The Forgotten 'Queen of Bath': Remembering Author/Mayoress Madame Sarah Grand
Wednesday 30 May
Lecture Theatre 5W 2.3
In the 1890s, Frances Bellenden Clarke McFall, otherwise known as Madame Sarah Grand, was one of the most notorious figures in the Victorian literary world. Her fame waned, however, and by the 1920s the once-radical writer had rather quietly assumed the role of Honorary Mayoress of Bath alongside the widower Mayor Cedric Chivers. Serving six successful years in office, Grand was a prominent figure in Bath, appearing at a near-constant stream of city functions and receiving countless mentions in local newspapers. Despite her later obscurity, Grand's earlier notoriety - and indeed her life in general - is a fascinating subject, providing rich narratives that give an insight into the history of Grand herself, Bath and Britain.
For more lectures, see the full Summer 2012 GULP programme.
Ms Maura Dunst

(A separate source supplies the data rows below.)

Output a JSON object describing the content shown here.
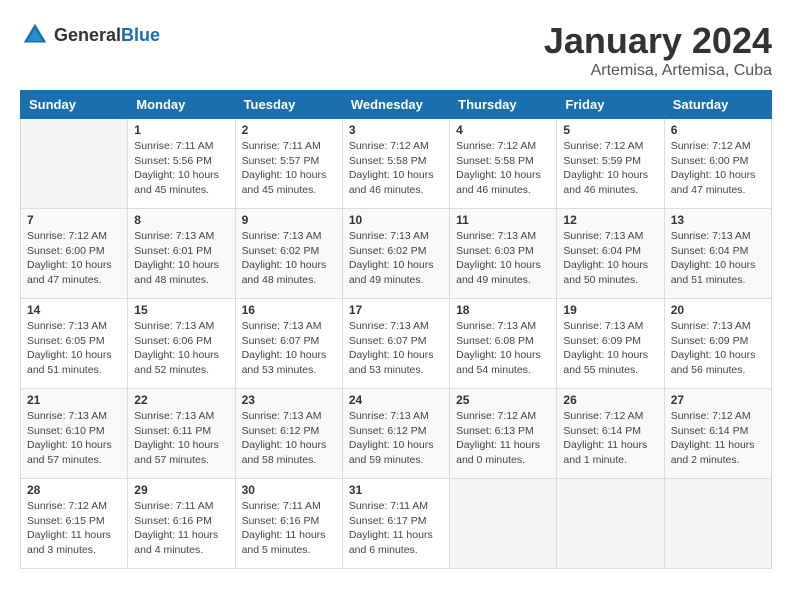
{
  "logo": {
    "general": "General",
    "blue": "Blue"
  },
  "title": "January 2024",
  "subtitle": "Artemisa, Artemisa, Cuba",
  "days_of_week": [
    "Sunday",
    "Monday",
    "Tuesday",
    "Wednesday",
    "Thursday",
    "Friday",
    "Saturday"
  ],
  "weeks": [
    [
      {
        "day": "",
        "info": ""
      },
      {
        "day": "1",
        "info": "Sunrise: 7:11 AM\nSunset: 5:56 PM\nDaylight: 10 hours\nand 45 minutes."
      },
      {
        "day": "2",
        "info": "Sunrise: 7:11 AM\nSunset: 5:57 PM\nDaylight: 10 hours\nand 45 minutes."
      },
      {
        "day": "3",
        "info": "Sunrise: 7:12 AM\nSunset: 5:58 PM\nDaylight: 10 hours\nand 46 minutes."
      },
      {
        "day": "4",
        "info": "Sunrise: 7:12 AM\nSunset: 5:58 PM\nDaylight: 10 hours\nand 46 minutes."
      },
      {
        "day": "5",
        "info": "Sunrise: 7:12 AM\nSunset: 5:59 PM\nDaylight: 10 hours\nand 46 minutes."
      },
      {
        "day": "6",
        "info": "Sunrise: 7:12 AM\nSunset: 6:00 PM\nDaylight: 10 hours\nand 47 minutes."
      }
    ],
    [
      {
        "day": "7",
        "info": "Sunrise: 7:12 AM\nSunset: 6:00 PM\nDaylight: 10 hours\nand 47 minutes."
      },
      {
        "day": "8",
        "info": "Sunrise: 7:13 AM\nSunset: 6:01 PM\nDaylight: 10 hours\nand 48 minutes."
      },
      {
        "day": "9",
        "info": "Sunrise: 7:13 AM\nSunset: 6:02 PM\nDaylight: 10 hours\nand 48 minutes."
      },
      {
        "day": "10",
        "info": "Sunrise: 7:13 AM\nSunset: 6:02 PM\nDaylight: 10 hours\nand 49 minutes."
      },
      {
        "day": "11",
        "info": "Sunrise: 7:13 AM\nSunset: 6:03 PM\nDaylight: 10 hours\nand 49 minutes."
      },
      {
        "day": "12",
        "info": "Sunrise: 7:13 AM\nSunset: 6:04 PM\nDaylight: 10 hours\nand 50 minutes."
      },
      {
        "day": "13",
        "info": "Sunrise: 7:13 AM\nSunset: 6:04 PM\nDaylight: 10 hours\nand 51 minutes."
      }
    ],
    [
      {
        "day": "14",
        "info": "Sunrise: 7:13 AM\nSunset: 6:05 PM\nDaylight: 10 hours\nand 51 minutes."
      },
      {
        "day": "15",
        "info": "Sunrise: 7:13 AM\nSunset: 6:06 PM\nDaylight: 10 hours\nand 52 minutes."
      },
      {
        "day": "16",
        "info": "Sunrise: 7:13 AM\nSunset: 6:07 PM\nDaylight: 10 hours\nand 53 minutes."
      },
      {
        "day": "17",
        "info": "Sunrise: 7:13 AM\nSunset: 6:07 PM\nDaylight: 10 hours\nand 53 minutes."
      },
      {
        "day": "18",
        "info": "Sunrise: 7:13 AM\nSunset: 6:08 PM\nDaylight: 10 hours\nand 54 minutes."
      },
      {
        "day": "19",
        "info": "Sunrise: 7:13 AM\nSunset: 6:09 PM\nDaylight: 10 hours\nand 55 minutes."
      },
      {
        "day": "20",
        "info": "Sunrise: 7:13 AM\nSunset: 6:09 PM\nDaylight: 10 hours\nand 56 minutes."
      }
    ],
    [
      {
        "day": "21",
        "info": "Sunrise: 7:13 AM\nSunset: 6:10 PM\nDaylight: 10 hours\nand 57 minutes."
      },
      {
        "day": "22",
        "info": "Sunrise: 7:13 AM\nSunset: 6:11 PM\nDaylight: 10 hours\nand 57 minutes."
      },
      {
        "day": "23",
        "info": "Sunrise: 7:13 AM\nSunset: 6:12 PM\nDaylight: 10 hours\nand 58 minutes."
      },
      {
        "day": "24",
        "info": "Sunrise: 7:13 AM\nSunset: 6:12 PM\nDaylight: 10 hours\nand 59 minutes."
      },
      {
        "day": "25",
        "info": "Sunrise: 7:12 AM\nSunset: 6:13 PM\nDaylight: 11 hours\nand 0 minutes."
      },
      {
        "day": "26",
        "info": "Sunrise: 7:12 AM\nSunset: 6:14 PM\nDaylight: 11 hours\nand 1 minute."
      },
      {
        "day": "27",
        "info": "Sunrise: 7:12 AM\nSunset: 6:14 PM\nDaylight: 11 hours\nand 2 minutes."
      }
    ],
    [
      {
        "day": "28",
        "info": "Sunrise: 7:12 AM\nSunset: 6:15 PM\nDaylight: 11 hours\nand 3 minutes."
      },
      {
        "day": "29",
        "info": "Sunrise: 7:11 AM\nSunset: 6:16 PM\nDaylight: 11 hours\nand 4 minutes."
      },
      {
        "day": "30",
        "info": "Sunrise: 7:11 AM\nSunset: 6:16 PM\nDaylight: 11 hours\nand 5 minutes."
      },
      {
        "day": "31",
        "info": "Sunrise: 7:11 AM\nSunset: 6:17 PM\nDaylight: 11 hours\nand 6 minutes."
      },
      {
        "day": "",
        "info": ""
      },
      {
        "day": "",
        "info": ""
      },
      {
        "day": "",
        "info": ""
      }
    ]
  ]
}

Maura Dunst is studying for a PhD in English at the University of Hull. Her thesis, "Such Genius as Hers: Music and Gender in New Woman Fiction" examines the role of music as part of the answer to "The Woman Question" in the works of Sarah Grand, Mona Caird, George Egerton, and their fellow New Woman writers. Originally hailing from America's Midwest, Maura completed a BA in Journalism at the University of Missouri before undertaking an MA in English at the University of Wisconsin-Eau Claire, where she wrote her dissertation on the chime in Sarah Grand's The Heavenly Twins, the project that inspired her current PhD research. Her research interests include Victorian literature and culture (with particular focus on the 1890s), New Woman fiction, music in literature, women's writing and gender studies.